Rising temperatures or the complete thaw of permafrost in rock walls can affect their stability. Present as well as projected future atmospheric warming results in permafrost degradation and, as a consequence, makes knowledge of the spatial distribution and the temporal evolution of rock temperatures important. Rock-face near-surface temperatures have been measured over one year at 14 locations between 2500 and 4500 m a.s.l. in the Alps. Different slope aspects have been included in order to capture the maximum spatial differentiation of rock temperatures. These data were used to further develop and verify an energy-balance model that simulates daily surface temperatures over complex topography. Based on a 21-year (1982-2002) run of this model, spatial patterns of rock-face temperatures in the Swiss Alps are presented and discussed. This model provides a basis for the reanalysis of past rock-fall events with respect to permafrost degradation as well as for the simulation of future trends of rock temperatures. Furthermore, the spatial patterns of rock-wall temperatures provide a quantitative insight into the topography-related mechanisms affecting permafrost distribution in Alpine areas without local influence from snow cover or an active layer with a complex thermal offset.

Additional Metadata
Keywords Alps, Energy balance, Mountain permafrost, Rock faces, Rock fall, Rock temperatures, Slope instability
Persistent URL dx.doi.org/10.1002/ppp.501
Journal Permafrost and Periglacial Processes
Gruber, S, Hoelzle, M. (Martin), & Haeberli, W. (Wilfried). (2004). Rock-wall temperatures in the Alps: Modelling their topographic distribution and regional differences.

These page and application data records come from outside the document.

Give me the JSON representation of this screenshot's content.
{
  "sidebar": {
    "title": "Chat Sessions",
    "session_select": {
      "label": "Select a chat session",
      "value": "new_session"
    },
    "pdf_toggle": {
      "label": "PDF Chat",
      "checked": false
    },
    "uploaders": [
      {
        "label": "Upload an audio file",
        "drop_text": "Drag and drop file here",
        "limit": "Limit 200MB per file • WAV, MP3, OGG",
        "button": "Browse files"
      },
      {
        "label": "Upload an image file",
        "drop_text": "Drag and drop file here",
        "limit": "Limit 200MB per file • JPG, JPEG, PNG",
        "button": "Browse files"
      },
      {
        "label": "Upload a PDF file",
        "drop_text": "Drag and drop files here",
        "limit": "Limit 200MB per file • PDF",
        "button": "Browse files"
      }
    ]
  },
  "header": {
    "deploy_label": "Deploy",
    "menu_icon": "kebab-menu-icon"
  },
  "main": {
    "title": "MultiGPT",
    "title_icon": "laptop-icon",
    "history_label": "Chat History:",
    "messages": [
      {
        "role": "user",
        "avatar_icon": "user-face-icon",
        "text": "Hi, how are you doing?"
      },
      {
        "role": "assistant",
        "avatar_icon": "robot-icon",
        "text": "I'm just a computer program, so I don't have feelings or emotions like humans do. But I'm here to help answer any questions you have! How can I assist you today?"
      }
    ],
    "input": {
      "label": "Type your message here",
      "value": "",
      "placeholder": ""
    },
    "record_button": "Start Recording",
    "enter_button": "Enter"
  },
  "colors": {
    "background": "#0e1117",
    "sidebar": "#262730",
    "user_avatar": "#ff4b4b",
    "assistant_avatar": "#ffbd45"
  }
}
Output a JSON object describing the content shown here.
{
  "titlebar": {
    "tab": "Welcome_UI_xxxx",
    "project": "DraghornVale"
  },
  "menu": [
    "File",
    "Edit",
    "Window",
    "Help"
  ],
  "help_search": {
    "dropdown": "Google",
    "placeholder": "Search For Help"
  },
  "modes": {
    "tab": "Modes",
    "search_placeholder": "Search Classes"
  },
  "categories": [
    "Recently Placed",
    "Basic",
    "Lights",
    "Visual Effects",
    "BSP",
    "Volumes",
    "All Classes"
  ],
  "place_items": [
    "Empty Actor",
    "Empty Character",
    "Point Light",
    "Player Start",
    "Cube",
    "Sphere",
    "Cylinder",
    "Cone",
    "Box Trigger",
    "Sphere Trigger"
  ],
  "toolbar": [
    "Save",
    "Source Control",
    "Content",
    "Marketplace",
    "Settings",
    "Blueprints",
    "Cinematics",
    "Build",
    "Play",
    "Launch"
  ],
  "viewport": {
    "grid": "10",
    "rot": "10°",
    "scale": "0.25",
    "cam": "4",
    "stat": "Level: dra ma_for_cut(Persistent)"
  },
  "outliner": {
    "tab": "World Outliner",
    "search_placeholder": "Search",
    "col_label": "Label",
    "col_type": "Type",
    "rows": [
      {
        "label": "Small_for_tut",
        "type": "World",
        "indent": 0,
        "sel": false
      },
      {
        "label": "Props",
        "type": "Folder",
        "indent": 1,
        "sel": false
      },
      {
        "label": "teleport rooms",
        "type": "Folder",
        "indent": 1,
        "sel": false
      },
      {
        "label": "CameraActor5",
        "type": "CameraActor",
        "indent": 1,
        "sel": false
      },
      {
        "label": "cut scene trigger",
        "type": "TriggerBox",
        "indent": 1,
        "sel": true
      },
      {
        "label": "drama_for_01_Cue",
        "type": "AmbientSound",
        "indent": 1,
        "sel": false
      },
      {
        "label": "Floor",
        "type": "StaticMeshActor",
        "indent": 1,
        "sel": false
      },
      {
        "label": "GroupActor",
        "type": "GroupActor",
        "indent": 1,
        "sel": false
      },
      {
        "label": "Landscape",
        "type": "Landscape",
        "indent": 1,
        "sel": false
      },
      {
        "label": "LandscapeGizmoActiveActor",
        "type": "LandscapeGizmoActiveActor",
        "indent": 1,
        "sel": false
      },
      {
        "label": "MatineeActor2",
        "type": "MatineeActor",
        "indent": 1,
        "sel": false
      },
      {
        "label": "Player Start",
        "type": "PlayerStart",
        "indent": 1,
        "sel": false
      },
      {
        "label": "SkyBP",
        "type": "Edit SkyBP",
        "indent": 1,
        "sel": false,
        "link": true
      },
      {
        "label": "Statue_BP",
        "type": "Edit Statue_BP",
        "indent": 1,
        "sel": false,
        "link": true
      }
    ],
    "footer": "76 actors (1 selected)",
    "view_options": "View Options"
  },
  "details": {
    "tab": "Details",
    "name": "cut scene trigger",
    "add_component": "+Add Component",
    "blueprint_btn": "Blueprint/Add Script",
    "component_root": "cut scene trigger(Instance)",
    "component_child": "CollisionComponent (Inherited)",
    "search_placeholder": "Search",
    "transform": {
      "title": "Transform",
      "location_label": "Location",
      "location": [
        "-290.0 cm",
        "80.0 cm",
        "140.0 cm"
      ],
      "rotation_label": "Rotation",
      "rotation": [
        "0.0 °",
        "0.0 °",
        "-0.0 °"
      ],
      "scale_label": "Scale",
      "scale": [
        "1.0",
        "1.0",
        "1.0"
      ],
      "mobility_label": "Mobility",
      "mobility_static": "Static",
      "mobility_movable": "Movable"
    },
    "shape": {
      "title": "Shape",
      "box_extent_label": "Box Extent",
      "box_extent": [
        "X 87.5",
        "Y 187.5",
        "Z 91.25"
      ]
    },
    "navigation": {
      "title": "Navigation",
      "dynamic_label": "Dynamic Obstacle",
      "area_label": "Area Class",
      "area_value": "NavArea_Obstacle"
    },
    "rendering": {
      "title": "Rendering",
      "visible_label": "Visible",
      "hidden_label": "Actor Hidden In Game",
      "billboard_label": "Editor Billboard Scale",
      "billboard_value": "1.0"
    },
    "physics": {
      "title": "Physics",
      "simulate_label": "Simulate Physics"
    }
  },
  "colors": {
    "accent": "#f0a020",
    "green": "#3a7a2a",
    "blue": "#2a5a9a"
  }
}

Permafrost and Periglacial Processes, 15(3), 299–307. doi:10.1002/ppp.501